  16. A Polynomial Time Algorithm for the N-Queen Problem by Rok Sosic and Jun Gu, 1990. Describes run time for up to 500,000 Queens which was the max they could run due to memory constraints.
  17. Qiu, Zongyan (February 2002). "Bit-vector encoding of n-queen problem". ACM SIGPLAN Notices. 37 (2): 68–70. doi:10.1145/568600.568613.
  18. Richards, Martin (1997). Backtracking Algorithms in MCPL using Bit Patterns and Recursion (PDF) (Technical report). University of Cambridge Computer Laboratory. UCAM-CL-TR-433.
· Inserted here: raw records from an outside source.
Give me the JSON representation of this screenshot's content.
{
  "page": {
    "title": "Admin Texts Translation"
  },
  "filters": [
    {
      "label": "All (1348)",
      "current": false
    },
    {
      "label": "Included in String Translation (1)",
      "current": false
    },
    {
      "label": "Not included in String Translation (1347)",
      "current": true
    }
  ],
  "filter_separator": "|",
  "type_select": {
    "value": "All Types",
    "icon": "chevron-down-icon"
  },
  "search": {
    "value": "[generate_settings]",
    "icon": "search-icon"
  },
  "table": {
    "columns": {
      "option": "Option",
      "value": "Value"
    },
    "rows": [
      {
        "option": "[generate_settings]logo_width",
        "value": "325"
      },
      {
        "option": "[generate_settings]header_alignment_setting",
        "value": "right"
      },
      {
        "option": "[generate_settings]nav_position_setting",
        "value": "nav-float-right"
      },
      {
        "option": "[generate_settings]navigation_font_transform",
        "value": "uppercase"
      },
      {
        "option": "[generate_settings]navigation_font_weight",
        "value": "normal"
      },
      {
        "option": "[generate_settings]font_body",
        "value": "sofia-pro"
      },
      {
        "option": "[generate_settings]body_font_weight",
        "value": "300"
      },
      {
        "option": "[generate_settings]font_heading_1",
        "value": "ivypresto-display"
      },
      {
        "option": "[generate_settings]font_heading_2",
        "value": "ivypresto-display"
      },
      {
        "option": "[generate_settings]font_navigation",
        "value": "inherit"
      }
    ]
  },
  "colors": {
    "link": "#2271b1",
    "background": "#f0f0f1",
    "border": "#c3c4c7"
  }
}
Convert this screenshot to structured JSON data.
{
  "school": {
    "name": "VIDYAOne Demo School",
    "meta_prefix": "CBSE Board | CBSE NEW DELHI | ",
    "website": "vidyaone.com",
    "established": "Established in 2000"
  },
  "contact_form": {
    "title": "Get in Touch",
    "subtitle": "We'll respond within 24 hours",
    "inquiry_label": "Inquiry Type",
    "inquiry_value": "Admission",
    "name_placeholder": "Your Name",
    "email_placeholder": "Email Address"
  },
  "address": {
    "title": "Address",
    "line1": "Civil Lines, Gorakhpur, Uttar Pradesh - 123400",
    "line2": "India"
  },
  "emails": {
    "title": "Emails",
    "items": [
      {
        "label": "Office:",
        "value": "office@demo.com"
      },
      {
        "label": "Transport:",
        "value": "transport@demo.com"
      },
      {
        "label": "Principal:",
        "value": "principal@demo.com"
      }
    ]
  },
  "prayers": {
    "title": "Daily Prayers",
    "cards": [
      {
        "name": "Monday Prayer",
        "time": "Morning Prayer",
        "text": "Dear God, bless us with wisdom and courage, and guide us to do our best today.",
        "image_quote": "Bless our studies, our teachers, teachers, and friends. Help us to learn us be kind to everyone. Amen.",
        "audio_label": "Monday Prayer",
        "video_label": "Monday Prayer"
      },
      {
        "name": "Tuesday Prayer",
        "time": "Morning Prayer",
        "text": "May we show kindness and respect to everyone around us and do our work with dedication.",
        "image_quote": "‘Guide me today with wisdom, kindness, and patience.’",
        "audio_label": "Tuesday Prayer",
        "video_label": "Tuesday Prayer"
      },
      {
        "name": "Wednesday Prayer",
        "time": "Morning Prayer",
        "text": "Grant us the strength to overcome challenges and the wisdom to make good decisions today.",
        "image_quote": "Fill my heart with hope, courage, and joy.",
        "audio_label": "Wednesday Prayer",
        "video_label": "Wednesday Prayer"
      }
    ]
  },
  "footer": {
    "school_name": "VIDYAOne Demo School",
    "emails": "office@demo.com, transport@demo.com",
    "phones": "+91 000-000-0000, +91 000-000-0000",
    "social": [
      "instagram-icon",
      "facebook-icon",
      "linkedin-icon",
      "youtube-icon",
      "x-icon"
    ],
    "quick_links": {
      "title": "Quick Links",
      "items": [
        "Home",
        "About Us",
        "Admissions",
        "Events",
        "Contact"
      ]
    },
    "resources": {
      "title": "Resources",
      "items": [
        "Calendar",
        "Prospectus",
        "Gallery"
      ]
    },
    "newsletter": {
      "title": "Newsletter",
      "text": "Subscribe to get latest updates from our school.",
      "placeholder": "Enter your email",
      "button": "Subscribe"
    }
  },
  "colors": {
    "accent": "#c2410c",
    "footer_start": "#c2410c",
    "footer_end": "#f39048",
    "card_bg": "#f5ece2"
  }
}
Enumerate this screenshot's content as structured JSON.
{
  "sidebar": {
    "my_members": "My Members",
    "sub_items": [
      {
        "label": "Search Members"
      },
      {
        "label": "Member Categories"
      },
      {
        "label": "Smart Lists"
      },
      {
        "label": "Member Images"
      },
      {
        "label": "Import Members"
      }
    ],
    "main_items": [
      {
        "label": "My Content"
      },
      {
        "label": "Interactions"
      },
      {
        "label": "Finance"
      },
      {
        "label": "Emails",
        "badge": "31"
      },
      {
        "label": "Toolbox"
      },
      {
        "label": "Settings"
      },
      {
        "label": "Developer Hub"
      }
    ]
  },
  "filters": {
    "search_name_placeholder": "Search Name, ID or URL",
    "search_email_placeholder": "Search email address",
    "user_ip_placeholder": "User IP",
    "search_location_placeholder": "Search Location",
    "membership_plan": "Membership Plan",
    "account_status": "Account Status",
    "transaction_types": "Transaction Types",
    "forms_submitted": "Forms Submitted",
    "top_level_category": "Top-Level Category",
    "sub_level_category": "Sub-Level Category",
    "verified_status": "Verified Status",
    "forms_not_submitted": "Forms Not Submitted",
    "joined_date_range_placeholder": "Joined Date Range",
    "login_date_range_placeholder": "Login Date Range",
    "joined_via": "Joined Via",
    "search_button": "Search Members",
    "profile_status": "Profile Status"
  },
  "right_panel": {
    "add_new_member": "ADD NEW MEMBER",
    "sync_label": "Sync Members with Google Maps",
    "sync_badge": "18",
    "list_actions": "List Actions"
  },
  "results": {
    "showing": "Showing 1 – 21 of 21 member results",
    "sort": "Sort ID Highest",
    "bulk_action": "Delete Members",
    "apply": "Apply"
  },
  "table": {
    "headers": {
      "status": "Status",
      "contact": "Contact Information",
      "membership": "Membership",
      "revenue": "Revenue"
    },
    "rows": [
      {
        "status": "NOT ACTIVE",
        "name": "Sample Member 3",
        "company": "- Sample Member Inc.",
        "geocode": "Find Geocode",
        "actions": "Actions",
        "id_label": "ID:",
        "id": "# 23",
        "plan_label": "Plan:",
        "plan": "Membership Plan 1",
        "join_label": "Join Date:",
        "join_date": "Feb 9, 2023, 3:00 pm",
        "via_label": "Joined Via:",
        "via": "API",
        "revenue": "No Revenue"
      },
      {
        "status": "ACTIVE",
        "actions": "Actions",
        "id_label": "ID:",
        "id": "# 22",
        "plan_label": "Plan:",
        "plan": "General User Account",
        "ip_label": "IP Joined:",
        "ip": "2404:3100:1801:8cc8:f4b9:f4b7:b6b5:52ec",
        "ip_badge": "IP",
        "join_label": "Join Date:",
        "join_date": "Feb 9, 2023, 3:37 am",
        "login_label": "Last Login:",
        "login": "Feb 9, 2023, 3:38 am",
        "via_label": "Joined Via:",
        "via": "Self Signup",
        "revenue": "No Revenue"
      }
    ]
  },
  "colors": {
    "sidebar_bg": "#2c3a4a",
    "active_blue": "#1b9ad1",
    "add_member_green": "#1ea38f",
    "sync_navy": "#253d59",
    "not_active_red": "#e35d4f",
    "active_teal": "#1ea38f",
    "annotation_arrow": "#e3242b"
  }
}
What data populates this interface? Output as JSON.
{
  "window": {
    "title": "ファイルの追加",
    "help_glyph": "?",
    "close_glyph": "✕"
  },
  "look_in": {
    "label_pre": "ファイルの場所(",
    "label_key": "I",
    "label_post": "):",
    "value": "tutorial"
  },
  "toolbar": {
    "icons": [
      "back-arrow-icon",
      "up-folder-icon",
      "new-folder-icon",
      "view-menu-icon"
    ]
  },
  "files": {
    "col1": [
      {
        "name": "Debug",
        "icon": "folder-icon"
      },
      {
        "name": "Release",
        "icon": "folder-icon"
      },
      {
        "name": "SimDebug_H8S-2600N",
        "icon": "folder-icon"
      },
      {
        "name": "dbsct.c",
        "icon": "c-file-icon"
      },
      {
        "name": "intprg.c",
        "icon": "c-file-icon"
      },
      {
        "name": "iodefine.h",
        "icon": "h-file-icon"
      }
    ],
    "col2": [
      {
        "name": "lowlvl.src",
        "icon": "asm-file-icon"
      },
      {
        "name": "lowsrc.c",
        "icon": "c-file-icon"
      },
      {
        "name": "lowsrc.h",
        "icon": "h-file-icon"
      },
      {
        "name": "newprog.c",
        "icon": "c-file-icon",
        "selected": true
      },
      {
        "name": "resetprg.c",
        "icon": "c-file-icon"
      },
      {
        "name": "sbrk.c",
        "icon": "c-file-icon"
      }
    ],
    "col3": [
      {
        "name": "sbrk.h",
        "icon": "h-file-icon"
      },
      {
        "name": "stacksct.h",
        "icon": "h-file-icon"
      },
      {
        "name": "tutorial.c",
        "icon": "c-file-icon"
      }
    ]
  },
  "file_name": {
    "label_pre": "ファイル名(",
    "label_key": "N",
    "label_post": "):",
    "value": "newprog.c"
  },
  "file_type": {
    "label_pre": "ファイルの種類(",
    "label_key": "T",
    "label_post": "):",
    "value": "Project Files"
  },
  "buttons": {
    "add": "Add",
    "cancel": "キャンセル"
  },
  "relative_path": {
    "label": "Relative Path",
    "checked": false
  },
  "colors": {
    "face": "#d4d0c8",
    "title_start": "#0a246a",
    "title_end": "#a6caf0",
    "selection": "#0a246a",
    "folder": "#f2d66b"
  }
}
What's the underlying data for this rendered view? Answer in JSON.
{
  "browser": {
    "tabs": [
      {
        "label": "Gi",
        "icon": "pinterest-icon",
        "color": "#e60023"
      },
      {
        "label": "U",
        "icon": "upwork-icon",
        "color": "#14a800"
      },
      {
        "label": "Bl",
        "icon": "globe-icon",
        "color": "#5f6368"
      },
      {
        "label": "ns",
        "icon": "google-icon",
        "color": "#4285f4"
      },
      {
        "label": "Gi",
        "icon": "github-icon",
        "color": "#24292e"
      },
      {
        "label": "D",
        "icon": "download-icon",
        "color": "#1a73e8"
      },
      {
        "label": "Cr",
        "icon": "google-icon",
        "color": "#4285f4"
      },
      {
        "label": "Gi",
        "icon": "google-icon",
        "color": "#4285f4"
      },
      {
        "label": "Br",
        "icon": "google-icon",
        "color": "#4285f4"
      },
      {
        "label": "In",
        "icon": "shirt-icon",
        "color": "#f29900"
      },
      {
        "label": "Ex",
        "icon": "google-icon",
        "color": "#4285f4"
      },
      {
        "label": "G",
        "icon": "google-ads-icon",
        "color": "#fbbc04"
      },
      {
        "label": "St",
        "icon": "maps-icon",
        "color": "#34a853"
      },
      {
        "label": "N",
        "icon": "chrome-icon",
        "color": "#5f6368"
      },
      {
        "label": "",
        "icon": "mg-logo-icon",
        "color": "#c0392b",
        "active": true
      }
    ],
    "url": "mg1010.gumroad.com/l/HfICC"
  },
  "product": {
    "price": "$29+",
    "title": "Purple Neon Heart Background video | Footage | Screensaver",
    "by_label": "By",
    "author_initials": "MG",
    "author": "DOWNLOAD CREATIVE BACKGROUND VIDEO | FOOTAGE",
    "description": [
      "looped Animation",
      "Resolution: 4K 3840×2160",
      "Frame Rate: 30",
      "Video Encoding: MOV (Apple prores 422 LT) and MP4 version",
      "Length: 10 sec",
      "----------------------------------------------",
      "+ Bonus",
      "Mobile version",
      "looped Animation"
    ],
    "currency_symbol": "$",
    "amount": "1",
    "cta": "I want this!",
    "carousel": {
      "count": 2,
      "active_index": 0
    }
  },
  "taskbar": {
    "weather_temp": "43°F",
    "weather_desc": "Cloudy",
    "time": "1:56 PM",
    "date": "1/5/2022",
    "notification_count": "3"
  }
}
  19. Wirth, 1976, p. 145
  20. DeMaria, Rusel (15 November 1993). The 7th Guest: The Official Strategy Guide (PDF). Prima Games. ISBN   978-1-5595-8468-5 . Retrieved 22 April 2021.

Further reading